How important are relationships and collaboration with allied health services to improving a patient’s journey and thereby reducing admissions to hospital and enabling a better consumer experience?
Krispin: I am fortunate to work with some cracking allied health professionals in the HITH service. I think this is one of the absolute strengths of the HITH model. There is often a disconnect between the information gathered in a traditional hospital-based allied health review and the on-the-ground reality in the patient’s own home. Pharmacy, OT, physiotherapy and social work reviews in a patient’s home are just so much more relevant, comprehensive and holistic that I have developed a mantra – “if an inpatient team is considering an allied health home visit prior to discharge, this is a strong indication for HITH admission.”
Are there any presentations from the 2014 Hospital in the Home Conference that you are particularly looking forward to?
Krispin: It looks to be an excellent program with a lot of breadth and some great speakers. I am particularly looking forward to James Pollard’s presentation on the “SWITCH” clinical trial, addressing the duration of intravenous antibiotics for cellulitis. There is nothing magical about intravenous antibiotics, all they do is achieve higher tissue levels in some situations. I have a suspicion that short-course intravenous treatment followed by rapid transition to oral antibiotics is appropriate across a range of infections managed in HITH and look forward to the presentation of data on this matter.

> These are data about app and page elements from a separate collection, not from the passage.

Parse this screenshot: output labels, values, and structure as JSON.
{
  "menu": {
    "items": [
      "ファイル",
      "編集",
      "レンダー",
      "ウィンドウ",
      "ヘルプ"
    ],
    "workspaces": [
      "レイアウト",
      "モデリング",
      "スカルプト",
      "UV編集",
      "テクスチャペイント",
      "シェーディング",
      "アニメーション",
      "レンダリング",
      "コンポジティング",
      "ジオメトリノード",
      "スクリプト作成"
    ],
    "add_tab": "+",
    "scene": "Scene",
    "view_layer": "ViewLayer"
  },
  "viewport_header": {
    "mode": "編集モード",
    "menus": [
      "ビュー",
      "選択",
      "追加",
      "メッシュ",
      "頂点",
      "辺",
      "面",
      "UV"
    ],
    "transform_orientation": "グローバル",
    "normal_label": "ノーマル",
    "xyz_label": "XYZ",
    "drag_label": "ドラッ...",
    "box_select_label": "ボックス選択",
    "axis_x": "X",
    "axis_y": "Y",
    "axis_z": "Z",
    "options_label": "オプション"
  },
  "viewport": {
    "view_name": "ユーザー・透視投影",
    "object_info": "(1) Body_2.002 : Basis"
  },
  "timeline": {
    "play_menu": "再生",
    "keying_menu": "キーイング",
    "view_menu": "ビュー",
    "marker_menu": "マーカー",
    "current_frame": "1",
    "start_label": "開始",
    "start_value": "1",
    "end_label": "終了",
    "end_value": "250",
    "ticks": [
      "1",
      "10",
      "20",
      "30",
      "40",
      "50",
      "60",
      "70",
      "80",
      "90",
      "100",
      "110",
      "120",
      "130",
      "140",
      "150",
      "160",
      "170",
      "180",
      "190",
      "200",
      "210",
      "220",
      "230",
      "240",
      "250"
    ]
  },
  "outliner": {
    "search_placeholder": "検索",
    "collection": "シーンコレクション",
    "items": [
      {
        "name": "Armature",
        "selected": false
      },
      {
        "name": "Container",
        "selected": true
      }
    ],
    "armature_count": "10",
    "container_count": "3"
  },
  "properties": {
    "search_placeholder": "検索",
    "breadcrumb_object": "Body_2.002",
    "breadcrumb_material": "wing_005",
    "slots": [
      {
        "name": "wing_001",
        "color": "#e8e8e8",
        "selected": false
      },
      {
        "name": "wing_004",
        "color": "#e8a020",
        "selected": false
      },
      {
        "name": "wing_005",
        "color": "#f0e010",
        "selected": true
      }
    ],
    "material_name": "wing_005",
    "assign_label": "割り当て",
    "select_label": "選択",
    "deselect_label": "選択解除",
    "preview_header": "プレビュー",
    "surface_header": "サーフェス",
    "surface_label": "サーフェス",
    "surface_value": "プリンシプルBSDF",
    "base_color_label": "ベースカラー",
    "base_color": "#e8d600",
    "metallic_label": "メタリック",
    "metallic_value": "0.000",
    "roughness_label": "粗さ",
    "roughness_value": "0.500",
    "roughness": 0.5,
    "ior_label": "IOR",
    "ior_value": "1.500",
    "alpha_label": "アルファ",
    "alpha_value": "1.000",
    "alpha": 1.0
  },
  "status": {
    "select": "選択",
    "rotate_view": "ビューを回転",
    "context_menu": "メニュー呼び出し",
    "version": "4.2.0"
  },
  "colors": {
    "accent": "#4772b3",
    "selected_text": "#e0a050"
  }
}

I am also looking forward to the presentation by Daniel Kesik and Barb Milner on using Skype and other technologies to facilitate HITH review. This sort of approach seems perfect for HITH patients, I don’t understand why we aren’t doing it all the time and moving away from traditional and clumsy concepts like paper notes. I don’t think Skype will ever completely replace face-to-face reviews, but I think it will enhance services greatly.
This article was prepared by Krispin Hajkowicz in his personal capacity. The opinions expressed in this article are the author’s own.
To find out more about the event program and to register, please visit the 14th Annual Hospital in the Home Conference website.